- **Data provided**:

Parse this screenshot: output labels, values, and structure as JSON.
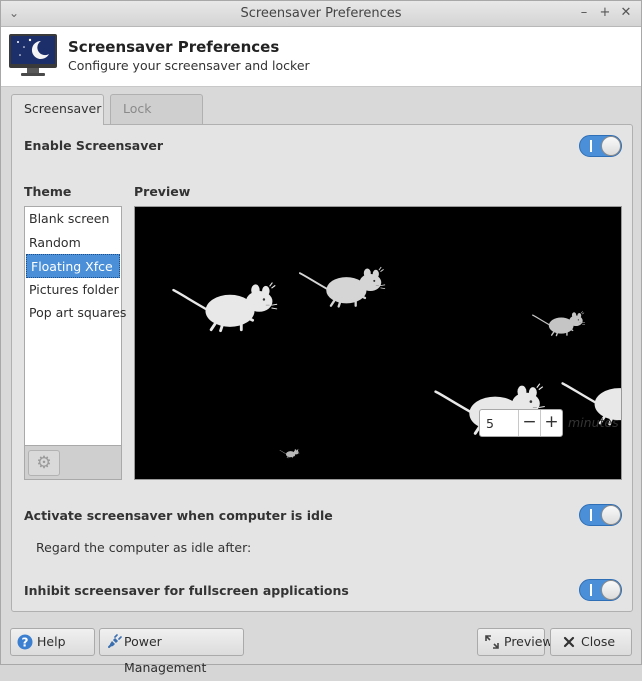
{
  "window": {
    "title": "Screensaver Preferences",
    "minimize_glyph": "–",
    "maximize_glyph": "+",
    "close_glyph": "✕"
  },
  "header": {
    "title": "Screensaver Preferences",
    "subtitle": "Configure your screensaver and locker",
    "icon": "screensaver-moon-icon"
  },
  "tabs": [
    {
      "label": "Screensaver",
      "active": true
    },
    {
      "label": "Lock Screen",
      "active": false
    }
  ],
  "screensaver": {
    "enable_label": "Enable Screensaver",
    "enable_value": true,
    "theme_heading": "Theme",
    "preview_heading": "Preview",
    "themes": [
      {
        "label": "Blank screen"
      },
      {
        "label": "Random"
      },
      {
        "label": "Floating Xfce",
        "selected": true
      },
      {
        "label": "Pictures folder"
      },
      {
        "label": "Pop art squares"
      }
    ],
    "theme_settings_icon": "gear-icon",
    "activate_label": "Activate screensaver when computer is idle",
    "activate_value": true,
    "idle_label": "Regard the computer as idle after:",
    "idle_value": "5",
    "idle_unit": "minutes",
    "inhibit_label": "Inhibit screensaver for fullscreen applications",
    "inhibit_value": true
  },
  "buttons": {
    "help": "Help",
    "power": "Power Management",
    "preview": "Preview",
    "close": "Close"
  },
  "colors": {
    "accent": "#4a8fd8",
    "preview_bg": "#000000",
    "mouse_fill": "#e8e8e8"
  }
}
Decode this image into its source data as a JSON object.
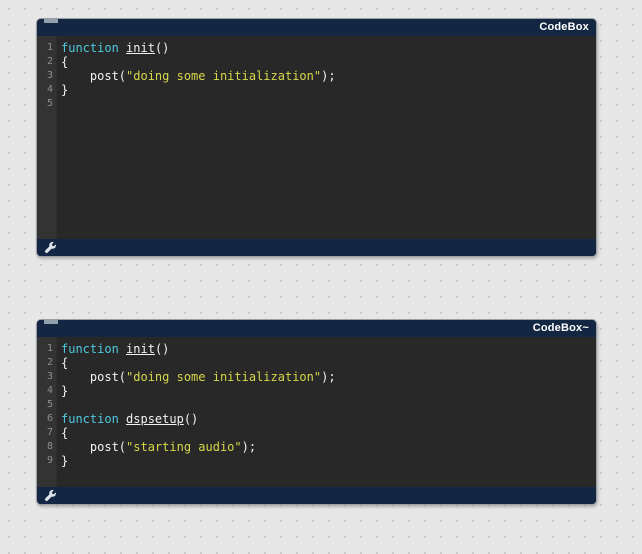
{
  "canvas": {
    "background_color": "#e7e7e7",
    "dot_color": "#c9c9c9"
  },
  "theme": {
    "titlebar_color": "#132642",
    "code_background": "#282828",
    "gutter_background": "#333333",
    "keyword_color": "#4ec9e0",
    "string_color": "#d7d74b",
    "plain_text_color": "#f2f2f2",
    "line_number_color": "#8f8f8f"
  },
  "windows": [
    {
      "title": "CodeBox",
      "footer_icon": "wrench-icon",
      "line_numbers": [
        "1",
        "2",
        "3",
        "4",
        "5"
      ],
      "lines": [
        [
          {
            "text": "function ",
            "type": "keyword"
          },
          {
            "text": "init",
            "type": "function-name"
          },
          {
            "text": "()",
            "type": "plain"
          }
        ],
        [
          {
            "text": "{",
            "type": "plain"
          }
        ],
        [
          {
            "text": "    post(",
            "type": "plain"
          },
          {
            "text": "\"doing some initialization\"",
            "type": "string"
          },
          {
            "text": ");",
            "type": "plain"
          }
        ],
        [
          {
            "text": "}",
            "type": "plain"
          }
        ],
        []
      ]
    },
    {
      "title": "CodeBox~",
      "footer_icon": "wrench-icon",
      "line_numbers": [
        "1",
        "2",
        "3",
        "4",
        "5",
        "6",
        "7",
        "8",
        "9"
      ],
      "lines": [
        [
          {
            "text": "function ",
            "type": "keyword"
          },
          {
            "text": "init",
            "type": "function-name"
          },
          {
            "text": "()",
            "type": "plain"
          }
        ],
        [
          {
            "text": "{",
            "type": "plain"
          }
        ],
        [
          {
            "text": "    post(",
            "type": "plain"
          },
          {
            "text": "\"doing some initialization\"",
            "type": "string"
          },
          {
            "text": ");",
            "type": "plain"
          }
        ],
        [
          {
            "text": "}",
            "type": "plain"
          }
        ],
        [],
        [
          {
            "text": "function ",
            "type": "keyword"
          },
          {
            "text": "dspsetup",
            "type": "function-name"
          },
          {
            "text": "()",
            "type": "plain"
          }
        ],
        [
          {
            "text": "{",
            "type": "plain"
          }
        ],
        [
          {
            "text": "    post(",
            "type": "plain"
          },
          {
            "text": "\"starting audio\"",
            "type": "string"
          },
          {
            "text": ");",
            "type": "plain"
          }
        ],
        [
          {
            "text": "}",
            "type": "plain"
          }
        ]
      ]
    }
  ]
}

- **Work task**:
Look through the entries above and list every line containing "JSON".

- **Task output**:
Parse this screenshot: output labels, values, and structure as JSON.
Decode this image into its source data as a JSON object.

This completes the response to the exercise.